Our ocean logistics company was directly affected by the earthquake. Wellington’s CentrePort generated $2.5 billion GDP, running all year round, but the earthquake cut the amount of services available. Certain operations – like the ferry link between Wellington and Picton – were running a day after the earthquake. A cruise ship was able to drop off passengers within days, while the first commercial vessel unloaded only two days after the quake hit.
Unfortunately, container traffic wasn’t as fortunate. CentrePort ceased traffic because the earthquake had caused severe damage. Large gantry cranes were inoperable, so lower capacity cranes on ships were used instead. This allowed a reasonable flow of container traffic during the restoration of Wellington Port.

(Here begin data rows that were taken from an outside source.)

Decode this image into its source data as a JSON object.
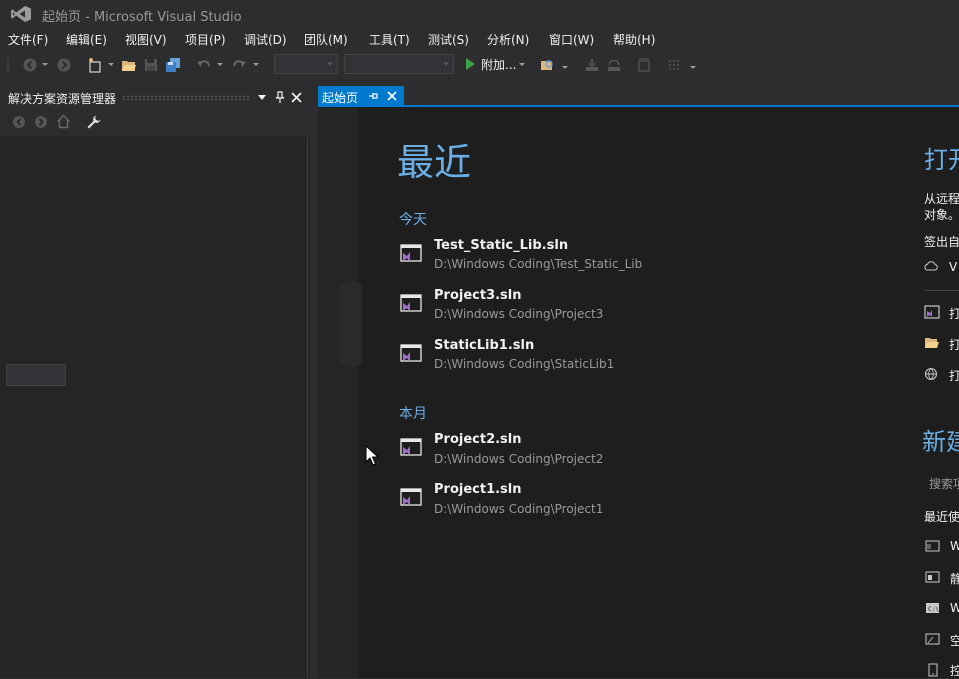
{
  "window": {
    "title": "起始页 - Microsoft Visual Studio"
  },
  "menu": [
    "文件(F)",
    "编辑(E)",
    "视图(V)",
    "项目(P)",
    "调试(D)",
    "团队(M)",
    "工具(T)",
    "测试(S)",
    "分析(N)",
    "窗口(W)",
    "帮助(H)"
  ],
  "toolbar": {
    "attach_label": "附加..."
  },
  "solution_explorer": {
    "title": "解决方案资源管理器"
  },
  "document_tab": {
    "label": "起始页"
  },
  "start_page": {
    "recent_heading": "最近",
    "groups": [
      {
        "label": "今天",
        "items": [
          {
            "name": "Test_Static_Lib.sln",
            "path": "D:\\Windows Coding\\Test_Static_Lib"
          },
          {
            "name": "Project3.sln",
            "path": "D:\\Windows Coding\\Project3"
          },
          {
            "name": "StaticLib1.sln",
            "path": "D:\\Windows Coding\\StaticLib1"
          }
        ]
      },
      {
        "label": "本月",
        "items": [
          {
            "name": "Project2.sln",
            "path": "D:\\Windows Coding\\Project2"
          },
          {
            "name": "Project1.sln",
            "path": "D:\\Windows Coding\\Project1"
          }
        ]
      }
    ],
    "right": {
      "open_heading": "打开",
      "open_desc_1": "从远程",
      "open_desc_2": "对象。",
      "checkout": "签出自",
      "vsts_label": "V",
      "open_item_1": "打",
      "open_item_2": "打",
      "open_item_3": "打",
      "new_heading": "新建",
      "search_placeholder": "搜索项",
      "recent_templates": "最近使",
      "template_1": "W",
      "template_2": "静",
      "template_3": "W",
      "template_4": "空",
      "template_5": "控"
    }
  },
  "colors": {
    "accent": "#007acc",
    "heading": "#6aaee5",
    "background": "#1e1e1e"
  }
}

Green Shoots of Recovery
However, there is good news! Despite port officials saying more repair work must be done, the port is welcoming a 3000-capacity ship in September 2017. Before the earthquake, the port handled 4500-capacity ships, so further recovery is still necessary.
The larger capacity ships are greatly needed if Wellington Port is to recover from the $140 million loss caused by the quake. The earthquake damaged wharves, seawalls, underground services, buildings and shifted land by half a metre. No wonder land values dropped by $50 million.

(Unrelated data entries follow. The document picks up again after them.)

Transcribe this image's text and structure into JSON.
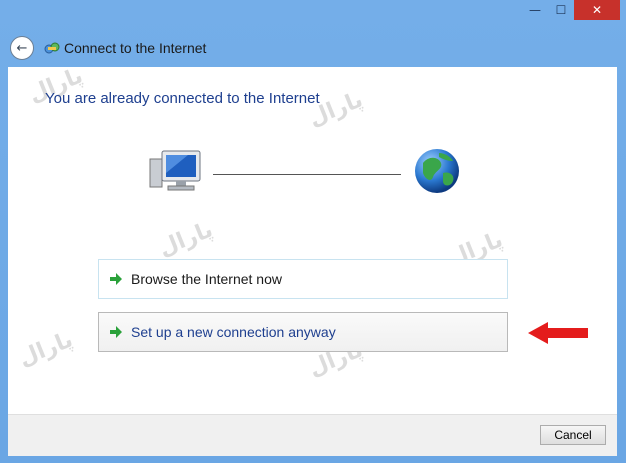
{
  "window": {
    "title": "Connect to the Internet",
    "minimize_glyph": "—",
    "maximize_glyph": "☐",
    "close_glyph": "✕"
  },
  "main": {
    "headline": "You are already connected to the Internet",
    "icons": [
      "computer-icon",
      "globe-icon"
    ]
  },
  "options": [
    {
      "label": "Browse the Internet now",
      "icon": "green-arrow-icon"
    },
    {
      "label": "Set up a new connection anyway",
      "icon": "green-arrow-icon"
    }
  ],
  "footer": {
    "cancel_label": "Cancel"
  },
  "annotation": {
    "color": "#e41c1c"
  },
  "colors": {
    "accent": "#1e3f8f",
    "frame": "#6aa6e4",
    "close": "#c7312b"
  }
}
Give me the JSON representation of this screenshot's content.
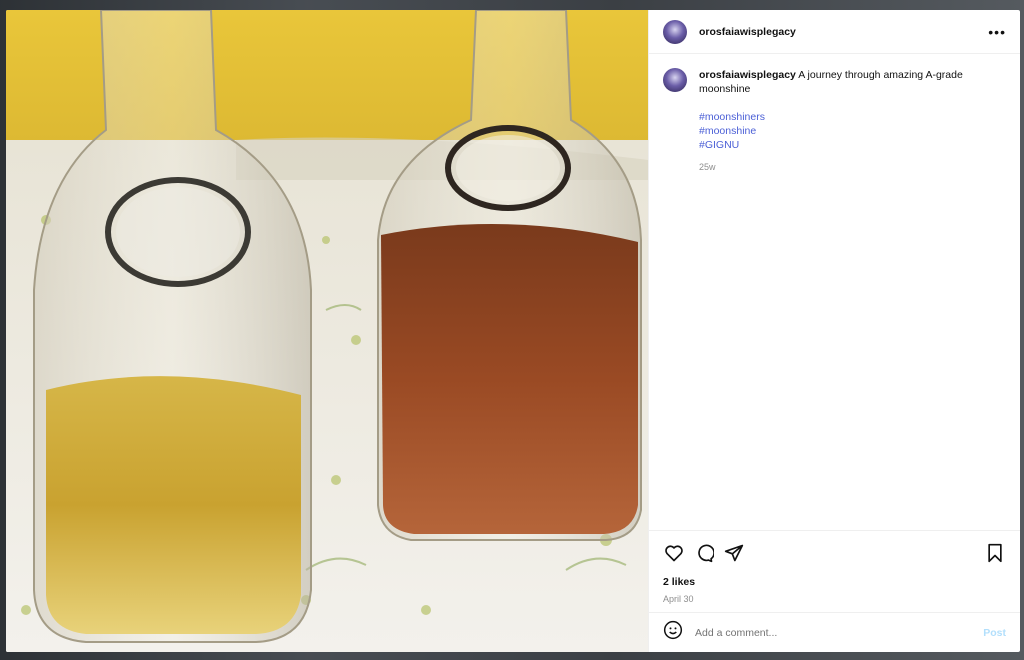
{
  "post": {
    "username": "orosfaiawisplegacy",
    "caption": "A journey through amazing A-grade moonshine",
    "hashtags": [
      "#moonshiners",
      "#moonshine",
      "#GIGNU"
    ],
    "age": "25w",
    "likes": "2 likes",
    "date": "April 30"
  },
  "comment_box": {
    "placeholder": "Add a comment...",
    "post_label": "Post"
  },
  "icons": {
    "more": "more-options-icon",
    "like": "heart-icon",
    "comment": "comment-icon",
    "share": "share-icon",
    "save": "bookmark-icon",
    "emoji": "emoji-icon"
  },
  "colors": {
    "hashtag": "#4b5fd6",
    "post_button": "#b2dffc",
    "muted": "#8e8e8e"
  }
}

New deals with major shipping giants like Maersk suggest Wellington Port’s value could return to its former glory once weekly large container traffic recommences, but there is still a long way to go. Derek Nind, CentrePort’s Chief Executive, expressed concern about a “chicken and egg” scenario once the cranes returned. Earlier this year, he said, “You’ve got to convince them [the shipping lines] that the cargo will be here in the right volume” but “you can’t get the cargo if you don’t have a ship.” Now that Maersk has shown belief in Wellington’s recovery, other shipping lines might soon follow suit.
Richard Davies, Director of HGL Ltd, has seen at first hand the challenges presented by the earthquake.
“Dealing with the after effects of such a serious natural disaster has been challenging on many fronts – costing both time and money to our clients.
With more shipping lines now operating to and from Wellington the situation is easing and can only benefit the industry and people of Wellington to help continue the important work of just getting on with day to day lives without the additional pressure of worrying about how their logistics will be handled.
The speed in which the port has been effectively rebuilt is a testament to the kiwi attitude of just getting it done, a mantra we at HGL Ltd also believe in!”
Almost a year after the Kaikoura earthquake, the aftershocks are finally settling down. Larger capacity cranes and ships are returning to action, container shipments will be more frequent, and the new deal with Maersk suggests Wellington Port is ready to reconnect and rebuild lucrative relationships with shipping companies. We’re confident in Wellington Port’s recovery process, however long it may be.